In an interview with MODERN HEALTHCARE, Dennis O'Leary, M.D., outlined the many accomplishments in the past year by the Oakbrook Terrace, Ill.-based Joint Commission on Accreditation of Healthcare Organizations.
JCAHO President O'Leary also unveiled the agency's strategic initiatives for 1997.
For example, turnaround time on accreditation surveys by the Joint Commission dropped from an average of 90 days to less than 50 days in 1996. "We did pretty well," O'Leary said.
Among the JCAHO's other feats:
It tried to match surveyors' professional experience to the organization being surveyed.
It simplified the application form for an accreditation survey.
It gave some hospital accreditation surveyors laptop computers so they can draft survey reports on site. By 1998, the JCAHO wants surveyors in all seven of its accreditation programs to be using laptops for that purpose.
It reduced charges on performance reports and made them more accessible to the public.
It signed cooperative agreements with two other accrediting agencies, the Community Health Accreditation Program (for home care) and the Commission on Office Laboratory Accreditation. "We are now interacting with all the major national accrediting bodies," O'Leary said.
It replaced its conditional accreditation program with an "accreditation watch" effort, which the JCAHO says is a more relevant way to handle healthcare facilities with intermediate quality problems.
This year, the JCAHO wants to carry these initiatives to the next level.
The agency's 28-member board of commissioners also wants to integrate survey teams to handle the multiple services an organization offers.
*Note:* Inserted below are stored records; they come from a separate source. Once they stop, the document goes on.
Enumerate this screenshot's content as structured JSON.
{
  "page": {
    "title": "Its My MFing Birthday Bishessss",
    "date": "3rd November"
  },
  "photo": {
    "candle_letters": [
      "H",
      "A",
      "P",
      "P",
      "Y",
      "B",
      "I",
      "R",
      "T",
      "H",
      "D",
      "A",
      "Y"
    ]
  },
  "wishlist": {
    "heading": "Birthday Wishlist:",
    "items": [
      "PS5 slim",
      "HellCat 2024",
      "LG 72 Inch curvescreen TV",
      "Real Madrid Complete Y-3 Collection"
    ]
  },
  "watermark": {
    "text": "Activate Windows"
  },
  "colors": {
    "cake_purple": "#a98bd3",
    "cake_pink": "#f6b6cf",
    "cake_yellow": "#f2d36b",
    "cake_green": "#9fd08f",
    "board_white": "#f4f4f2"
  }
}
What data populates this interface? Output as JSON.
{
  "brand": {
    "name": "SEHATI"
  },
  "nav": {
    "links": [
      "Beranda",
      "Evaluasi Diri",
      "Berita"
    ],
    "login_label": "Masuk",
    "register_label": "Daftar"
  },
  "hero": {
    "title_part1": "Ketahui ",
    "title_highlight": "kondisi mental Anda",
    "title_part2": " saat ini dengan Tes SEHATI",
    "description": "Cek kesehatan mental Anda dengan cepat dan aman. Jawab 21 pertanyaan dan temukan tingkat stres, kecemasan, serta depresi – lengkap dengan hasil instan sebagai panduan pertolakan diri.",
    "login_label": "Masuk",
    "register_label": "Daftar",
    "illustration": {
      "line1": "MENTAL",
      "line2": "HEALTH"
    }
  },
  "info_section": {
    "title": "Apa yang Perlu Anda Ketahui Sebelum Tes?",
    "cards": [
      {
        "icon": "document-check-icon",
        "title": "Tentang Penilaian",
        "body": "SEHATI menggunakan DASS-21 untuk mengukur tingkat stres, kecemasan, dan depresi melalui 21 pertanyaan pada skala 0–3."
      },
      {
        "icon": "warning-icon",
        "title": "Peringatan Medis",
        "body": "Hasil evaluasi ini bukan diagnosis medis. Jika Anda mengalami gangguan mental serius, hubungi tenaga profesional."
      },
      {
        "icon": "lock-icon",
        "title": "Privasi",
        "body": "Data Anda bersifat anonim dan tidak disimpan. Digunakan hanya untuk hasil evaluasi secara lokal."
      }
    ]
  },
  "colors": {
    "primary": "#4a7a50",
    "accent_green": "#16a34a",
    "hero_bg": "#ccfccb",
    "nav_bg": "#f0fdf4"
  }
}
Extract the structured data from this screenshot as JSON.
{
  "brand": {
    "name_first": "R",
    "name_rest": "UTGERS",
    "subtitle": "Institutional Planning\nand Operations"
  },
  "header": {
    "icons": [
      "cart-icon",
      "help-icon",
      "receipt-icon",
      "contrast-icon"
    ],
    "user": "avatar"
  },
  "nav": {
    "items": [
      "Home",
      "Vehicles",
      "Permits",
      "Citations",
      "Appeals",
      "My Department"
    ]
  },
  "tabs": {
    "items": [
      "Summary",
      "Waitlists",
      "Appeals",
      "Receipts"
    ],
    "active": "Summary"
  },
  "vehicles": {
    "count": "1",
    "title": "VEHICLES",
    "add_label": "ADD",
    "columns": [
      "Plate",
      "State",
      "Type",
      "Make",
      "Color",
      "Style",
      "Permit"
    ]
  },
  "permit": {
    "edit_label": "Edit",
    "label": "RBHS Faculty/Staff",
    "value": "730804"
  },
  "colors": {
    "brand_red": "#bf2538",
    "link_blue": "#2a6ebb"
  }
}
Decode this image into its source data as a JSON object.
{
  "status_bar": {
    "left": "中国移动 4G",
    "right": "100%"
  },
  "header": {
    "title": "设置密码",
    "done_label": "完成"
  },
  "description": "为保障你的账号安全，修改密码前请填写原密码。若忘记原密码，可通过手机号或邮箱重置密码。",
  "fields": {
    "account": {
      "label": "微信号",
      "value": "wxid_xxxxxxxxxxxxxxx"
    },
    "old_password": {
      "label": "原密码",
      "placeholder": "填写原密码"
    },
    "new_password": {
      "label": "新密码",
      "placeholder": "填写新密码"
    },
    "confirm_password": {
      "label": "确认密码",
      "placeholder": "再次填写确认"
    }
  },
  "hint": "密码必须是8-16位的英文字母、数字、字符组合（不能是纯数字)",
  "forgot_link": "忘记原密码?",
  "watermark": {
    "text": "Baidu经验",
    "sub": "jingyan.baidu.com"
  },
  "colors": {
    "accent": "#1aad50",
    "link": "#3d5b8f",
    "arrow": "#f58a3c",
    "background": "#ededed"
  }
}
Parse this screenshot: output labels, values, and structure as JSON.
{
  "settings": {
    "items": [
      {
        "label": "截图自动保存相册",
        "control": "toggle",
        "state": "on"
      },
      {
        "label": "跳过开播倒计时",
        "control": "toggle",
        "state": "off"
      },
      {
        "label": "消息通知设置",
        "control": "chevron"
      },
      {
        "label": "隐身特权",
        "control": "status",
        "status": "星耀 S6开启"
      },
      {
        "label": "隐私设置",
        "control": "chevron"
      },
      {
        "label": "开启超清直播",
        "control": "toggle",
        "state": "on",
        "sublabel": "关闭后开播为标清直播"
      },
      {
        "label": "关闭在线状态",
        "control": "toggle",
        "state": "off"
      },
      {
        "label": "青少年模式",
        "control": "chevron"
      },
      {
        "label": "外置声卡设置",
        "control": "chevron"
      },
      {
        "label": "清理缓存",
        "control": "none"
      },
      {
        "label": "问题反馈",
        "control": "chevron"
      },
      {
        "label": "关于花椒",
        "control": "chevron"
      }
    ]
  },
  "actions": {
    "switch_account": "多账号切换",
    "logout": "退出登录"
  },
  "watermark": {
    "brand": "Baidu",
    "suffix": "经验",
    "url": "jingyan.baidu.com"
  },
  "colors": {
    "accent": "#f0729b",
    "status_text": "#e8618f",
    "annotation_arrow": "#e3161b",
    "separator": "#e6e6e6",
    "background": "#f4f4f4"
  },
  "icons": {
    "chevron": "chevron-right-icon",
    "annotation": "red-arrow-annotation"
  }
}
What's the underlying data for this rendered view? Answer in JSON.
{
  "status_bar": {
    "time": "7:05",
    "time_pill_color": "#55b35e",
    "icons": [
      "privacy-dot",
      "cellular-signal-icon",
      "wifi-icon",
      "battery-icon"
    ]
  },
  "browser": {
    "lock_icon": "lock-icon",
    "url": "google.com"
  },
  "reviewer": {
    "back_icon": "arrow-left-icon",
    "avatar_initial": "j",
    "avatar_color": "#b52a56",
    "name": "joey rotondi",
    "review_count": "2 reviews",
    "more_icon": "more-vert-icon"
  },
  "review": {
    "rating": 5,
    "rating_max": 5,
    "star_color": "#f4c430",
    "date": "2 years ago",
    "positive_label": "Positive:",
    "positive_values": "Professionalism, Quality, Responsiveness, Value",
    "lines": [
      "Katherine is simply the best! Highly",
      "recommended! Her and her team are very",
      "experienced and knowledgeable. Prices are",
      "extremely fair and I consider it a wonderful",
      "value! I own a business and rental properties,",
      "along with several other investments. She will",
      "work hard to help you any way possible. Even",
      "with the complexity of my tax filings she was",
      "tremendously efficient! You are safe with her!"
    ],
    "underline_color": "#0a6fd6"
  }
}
If a hospital provides long-term-care and home-care services, O'Leary said, "we should have a survey team that can get all of those services together rather than each one separately."
The board wants to develop and refine policies concerning medical errors. The JCAHO will try to write a matrix of what quality woes it expects organizations to self-report.
The agency will also do a demonstration project of transmitting performance data from hospitals and long-term-care homes to a JCAHO database.
"We need to make sure this is all technically feasible" before it's introduced nationally, O'Leary said.